Written by: Jeff Rent
Case Filed: 5/16/03 - Edwards, Mississippi
Executive Producer: Rick Garner
Tucked behind 200-year-old magnolia trees lies the Yeiser House. Built in 1832, it's a house full of history going back to the Civil War. The story and events at this house actually started several hundred yards down the road on May 16, 1863, during the Battle for Champion's Hill and a little known Brigadier General Lloyd Tilghman who was shot.
Historian DeAnna Thompson-Blailock says, "If it was a sniper, (he was wounded) in the throat. And due to the blood pattern where he bled to death in the Yeiser house, it would seem like a sniper shot because of the blood pattern on the floor."
After being shot, General Tilghman was taken to the Yeiser, which was being used as a field hospital. There, in one corner of a front bedroom, Tilghman bled to death.
Some accounts say past residents even tried to paint over the bloodstain, but it kept reappearing. Blood from one of the Civil War's most violent battles. Many historians consider the Battle of Champion's Hill to be not only the decisive engagement of the Vicksburg Campaign but one of the most important battles in the Civil War.
We wanted to know more about this old plantation, so we enlisted the help of two different psychics and asked them to give us their impressions of the Yeiser house. Neither psychic was told anything about the location or its history which occurred there.
Our first psychic is Tina Michelle from West Virginia. She notices something outside the room where the general died. She describes an older man that had been dishonored and will not leave the outside of the house., near a window.
Inside the impressions are stronger. Tina is told by a voice that we cannot hear to, "Get out of my house."
Our next psychic is Lysa Mateu from California. Mateu determines that the home has many secrets, that things are not as old as they seem, and people are missing. She sees in her mind bones, not grisly, however. This would make sense as the Yeiser's property would likely have a limb pit, where limbs removed from surgery would have been buried.
Our psychics concluded this wasn't what they would call a traditional haunting, but the impressions they got would certainly allow us to file the Yeiser house under the unexplained.
Although accounts differ, some historians believe that General Grant following his victory at Champion's Hill spent the night in the room where Brigadier General Tilghman died.
Historical Facts on Yeiser (Hiawatha Plantation)
thanks to Rebecca Drake

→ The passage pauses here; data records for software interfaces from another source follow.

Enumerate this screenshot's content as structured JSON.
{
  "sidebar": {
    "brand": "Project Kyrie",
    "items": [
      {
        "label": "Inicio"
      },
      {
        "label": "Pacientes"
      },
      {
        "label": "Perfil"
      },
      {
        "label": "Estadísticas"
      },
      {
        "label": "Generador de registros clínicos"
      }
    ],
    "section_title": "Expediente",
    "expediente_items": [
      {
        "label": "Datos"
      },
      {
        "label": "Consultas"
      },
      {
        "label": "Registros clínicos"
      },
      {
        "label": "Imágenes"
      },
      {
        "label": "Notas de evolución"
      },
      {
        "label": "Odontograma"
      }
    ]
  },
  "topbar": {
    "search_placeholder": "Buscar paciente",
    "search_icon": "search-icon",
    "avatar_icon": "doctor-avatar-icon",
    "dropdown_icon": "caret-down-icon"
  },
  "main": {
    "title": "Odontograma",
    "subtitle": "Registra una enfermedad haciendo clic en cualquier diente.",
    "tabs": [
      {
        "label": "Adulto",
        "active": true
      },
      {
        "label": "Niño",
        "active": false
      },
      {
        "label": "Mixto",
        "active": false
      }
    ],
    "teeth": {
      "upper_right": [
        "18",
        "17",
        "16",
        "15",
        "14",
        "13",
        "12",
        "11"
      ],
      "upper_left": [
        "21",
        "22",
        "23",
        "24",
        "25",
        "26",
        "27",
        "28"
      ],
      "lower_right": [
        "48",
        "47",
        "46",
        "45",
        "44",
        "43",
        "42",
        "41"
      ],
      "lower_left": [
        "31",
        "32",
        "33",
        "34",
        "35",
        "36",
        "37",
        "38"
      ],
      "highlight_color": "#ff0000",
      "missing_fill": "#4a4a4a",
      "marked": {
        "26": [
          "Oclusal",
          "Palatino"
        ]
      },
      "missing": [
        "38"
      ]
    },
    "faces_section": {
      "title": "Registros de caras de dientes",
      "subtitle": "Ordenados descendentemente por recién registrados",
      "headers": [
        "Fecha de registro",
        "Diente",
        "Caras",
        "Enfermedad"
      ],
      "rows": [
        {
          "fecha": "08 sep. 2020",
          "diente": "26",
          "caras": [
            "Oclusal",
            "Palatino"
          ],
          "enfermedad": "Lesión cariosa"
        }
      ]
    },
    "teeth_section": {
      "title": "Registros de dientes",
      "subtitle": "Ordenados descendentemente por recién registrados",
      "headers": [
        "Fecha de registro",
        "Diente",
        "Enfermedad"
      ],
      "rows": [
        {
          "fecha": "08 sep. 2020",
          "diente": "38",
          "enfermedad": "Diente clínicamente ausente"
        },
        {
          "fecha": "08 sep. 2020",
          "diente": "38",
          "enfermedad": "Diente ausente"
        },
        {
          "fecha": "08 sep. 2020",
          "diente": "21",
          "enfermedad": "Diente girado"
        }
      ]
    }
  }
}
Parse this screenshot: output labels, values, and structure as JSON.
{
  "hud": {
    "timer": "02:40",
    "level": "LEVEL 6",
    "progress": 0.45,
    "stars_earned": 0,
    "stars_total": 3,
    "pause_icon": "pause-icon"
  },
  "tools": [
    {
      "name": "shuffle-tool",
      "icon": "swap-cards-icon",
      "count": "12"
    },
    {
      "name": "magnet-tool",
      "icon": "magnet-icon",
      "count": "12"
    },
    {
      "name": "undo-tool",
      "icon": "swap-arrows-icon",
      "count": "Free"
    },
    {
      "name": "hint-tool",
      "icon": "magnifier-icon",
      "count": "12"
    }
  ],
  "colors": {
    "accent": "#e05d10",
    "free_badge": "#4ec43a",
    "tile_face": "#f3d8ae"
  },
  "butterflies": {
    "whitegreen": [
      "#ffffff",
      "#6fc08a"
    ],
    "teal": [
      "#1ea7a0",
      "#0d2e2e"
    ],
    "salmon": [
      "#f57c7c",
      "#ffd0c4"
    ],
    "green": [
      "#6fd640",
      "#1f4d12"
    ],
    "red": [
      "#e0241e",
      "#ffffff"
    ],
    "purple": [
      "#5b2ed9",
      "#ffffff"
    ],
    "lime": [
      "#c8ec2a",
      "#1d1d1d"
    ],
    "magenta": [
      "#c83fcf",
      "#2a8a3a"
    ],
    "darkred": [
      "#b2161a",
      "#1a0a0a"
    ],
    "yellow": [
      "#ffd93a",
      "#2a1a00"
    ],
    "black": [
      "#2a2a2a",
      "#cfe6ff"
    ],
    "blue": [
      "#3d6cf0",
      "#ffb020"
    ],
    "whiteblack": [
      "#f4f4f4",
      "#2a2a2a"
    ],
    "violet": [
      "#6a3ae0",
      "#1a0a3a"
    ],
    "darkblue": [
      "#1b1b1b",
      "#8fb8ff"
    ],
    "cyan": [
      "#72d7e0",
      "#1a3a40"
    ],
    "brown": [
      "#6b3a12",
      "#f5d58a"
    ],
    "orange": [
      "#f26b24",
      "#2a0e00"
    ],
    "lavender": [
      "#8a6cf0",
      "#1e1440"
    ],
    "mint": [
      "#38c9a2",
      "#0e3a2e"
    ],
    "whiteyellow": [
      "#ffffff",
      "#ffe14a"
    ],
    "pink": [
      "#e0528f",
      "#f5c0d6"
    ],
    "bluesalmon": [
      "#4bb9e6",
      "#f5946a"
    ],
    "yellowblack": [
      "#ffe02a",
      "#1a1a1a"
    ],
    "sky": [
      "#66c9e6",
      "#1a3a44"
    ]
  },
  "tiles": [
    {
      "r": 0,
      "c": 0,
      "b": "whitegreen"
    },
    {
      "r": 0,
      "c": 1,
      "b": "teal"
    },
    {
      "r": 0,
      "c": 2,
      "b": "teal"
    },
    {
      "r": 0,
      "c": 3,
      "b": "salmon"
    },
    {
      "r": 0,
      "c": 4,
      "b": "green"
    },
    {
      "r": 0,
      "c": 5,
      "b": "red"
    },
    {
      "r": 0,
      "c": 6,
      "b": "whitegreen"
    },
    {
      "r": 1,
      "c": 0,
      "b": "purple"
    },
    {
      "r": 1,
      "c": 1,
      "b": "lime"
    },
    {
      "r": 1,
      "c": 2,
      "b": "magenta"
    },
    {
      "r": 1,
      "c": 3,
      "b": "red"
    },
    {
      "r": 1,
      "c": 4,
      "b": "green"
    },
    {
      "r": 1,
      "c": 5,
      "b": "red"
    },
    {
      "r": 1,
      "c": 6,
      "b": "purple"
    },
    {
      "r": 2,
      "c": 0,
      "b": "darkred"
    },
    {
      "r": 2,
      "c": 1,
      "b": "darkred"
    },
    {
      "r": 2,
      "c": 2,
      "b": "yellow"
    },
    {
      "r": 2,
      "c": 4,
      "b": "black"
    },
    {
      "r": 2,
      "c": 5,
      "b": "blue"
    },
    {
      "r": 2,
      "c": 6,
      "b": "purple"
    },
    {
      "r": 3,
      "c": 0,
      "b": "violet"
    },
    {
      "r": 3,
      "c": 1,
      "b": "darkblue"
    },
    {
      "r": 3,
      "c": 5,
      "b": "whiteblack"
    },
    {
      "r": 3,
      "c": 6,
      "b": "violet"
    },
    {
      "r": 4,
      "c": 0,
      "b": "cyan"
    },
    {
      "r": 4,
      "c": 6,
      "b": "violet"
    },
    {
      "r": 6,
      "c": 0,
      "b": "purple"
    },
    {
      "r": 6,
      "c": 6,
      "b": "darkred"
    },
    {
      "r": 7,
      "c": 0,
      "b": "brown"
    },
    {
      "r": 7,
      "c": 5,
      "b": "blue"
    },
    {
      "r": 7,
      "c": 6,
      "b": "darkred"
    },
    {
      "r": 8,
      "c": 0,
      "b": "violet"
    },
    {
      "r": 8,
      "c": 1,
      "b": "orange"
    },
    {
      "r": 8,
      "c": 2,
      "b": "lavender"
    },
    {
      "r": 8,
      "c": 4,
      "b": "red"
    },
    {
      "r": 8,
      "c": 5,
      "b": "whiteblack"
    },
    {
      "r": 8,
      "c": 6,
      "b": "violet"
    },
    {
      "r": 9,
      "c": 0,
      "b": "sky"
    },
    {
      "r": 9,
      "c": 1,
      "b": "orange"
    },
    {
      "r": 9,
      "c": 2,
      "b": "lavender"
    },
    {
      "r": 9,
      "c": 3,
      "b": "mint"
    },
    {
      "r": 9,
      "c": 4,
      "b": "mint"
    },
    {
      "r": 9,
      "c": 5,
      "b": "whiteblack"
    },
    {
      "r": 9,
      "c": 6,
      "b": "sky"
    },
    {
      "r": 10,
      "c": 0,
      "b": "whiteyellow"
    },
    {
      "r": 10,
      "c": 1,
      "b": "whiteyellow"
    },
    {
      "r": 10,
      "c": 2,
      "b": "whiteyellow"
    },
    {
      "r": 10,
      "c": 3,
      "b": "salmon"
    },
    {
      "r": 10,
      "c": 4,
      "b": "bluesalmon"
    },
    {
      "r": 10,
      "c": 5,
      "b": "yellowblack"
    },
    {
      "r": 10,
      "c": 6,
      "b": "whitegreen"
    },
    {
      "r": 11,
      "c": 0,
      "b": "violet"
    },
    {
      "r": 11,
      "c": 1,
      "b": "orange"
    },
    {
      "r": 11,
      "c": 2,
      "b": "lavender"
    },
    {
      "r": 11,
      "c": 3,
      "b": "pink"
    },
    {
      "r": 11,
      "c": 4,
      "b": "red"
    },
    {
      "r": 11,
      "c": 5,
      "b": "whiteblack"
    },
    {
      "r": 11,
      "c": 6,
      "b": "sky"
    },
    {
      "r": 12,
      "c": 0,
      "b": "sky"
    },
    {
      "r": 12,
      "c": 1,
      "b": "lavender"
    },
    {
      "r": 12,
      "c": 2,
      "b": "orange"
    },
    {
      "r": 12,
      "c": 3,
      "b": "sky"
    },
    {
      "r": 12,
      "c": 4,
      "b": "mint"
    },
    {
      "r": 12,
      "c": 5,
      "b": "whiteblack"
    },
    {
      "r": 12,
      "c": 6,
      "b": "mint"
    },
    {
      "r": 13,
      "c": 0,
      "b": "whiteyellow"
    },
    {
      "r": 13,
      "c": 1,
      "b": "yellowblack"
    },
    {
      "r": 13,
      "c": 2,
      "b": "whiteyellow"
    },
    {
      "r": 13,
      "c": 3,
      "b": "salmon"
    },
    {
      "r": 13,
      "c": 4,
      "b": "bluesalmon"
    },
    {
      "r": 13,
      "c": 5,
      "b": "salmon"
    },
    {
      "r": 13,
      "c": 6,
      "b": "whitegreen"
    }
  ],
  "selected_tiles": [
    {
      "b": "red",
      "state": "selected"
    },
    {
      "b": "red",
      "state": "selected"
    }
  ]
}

Hiawatha is now owned by Mr. and Mrs. C.C. Floyd of Edwards and has been placed on the National Register for Historic Places. The house was once a part of a large plantation originally bought by Isham Palmer in 1827. The land was in his possession for twenty years, so it is presumed that Hiawatha was built at some point during that time. During the War Between the States, Mr. Charles Allen, who maintained possession until 1869, owned the plantation. After the Battle of Champion Hill, the homes served as a hospital for wounded Confederate soldiers.
A letter, written by Elizabeth (Bettye) Gervin Ray, whose family once occupied the neighboring Coker House briefly mentions Hiawatha: "Someone wrote a piece for the Campe Chase Gazette claiming the Coker House is the only existing Civil War structure in the area. No way! The Floyd's plantation - Hiawatha - is far older than and was already an established plantation when Mr. Coker built 'Greenwood' for his wife. The front bedroom in Hiawatha - the one to the left as you go in - is probably the one Grant slept in after the battle, as it was always the fancy room of the 'great room'. My mama was petrified of that room and would never enter it after dark! She was scared of the bloodstains on the floor."
In 1869, four years after the war, the property was sold to Mr. Smith and Mr. Yeiser. Some people in Edwards still refer to the home as "The Yeiser House," because it was in their possession for twenty-one years. Mr. A.J. Lewis, a citizen of Edwards and the first millionaire of Hinds County, purchased the plantation in 1890.
Tina Michelle's Official Site
Tina Michelle's Field Reports of Yeiser House
Lysa Mateu's Official Site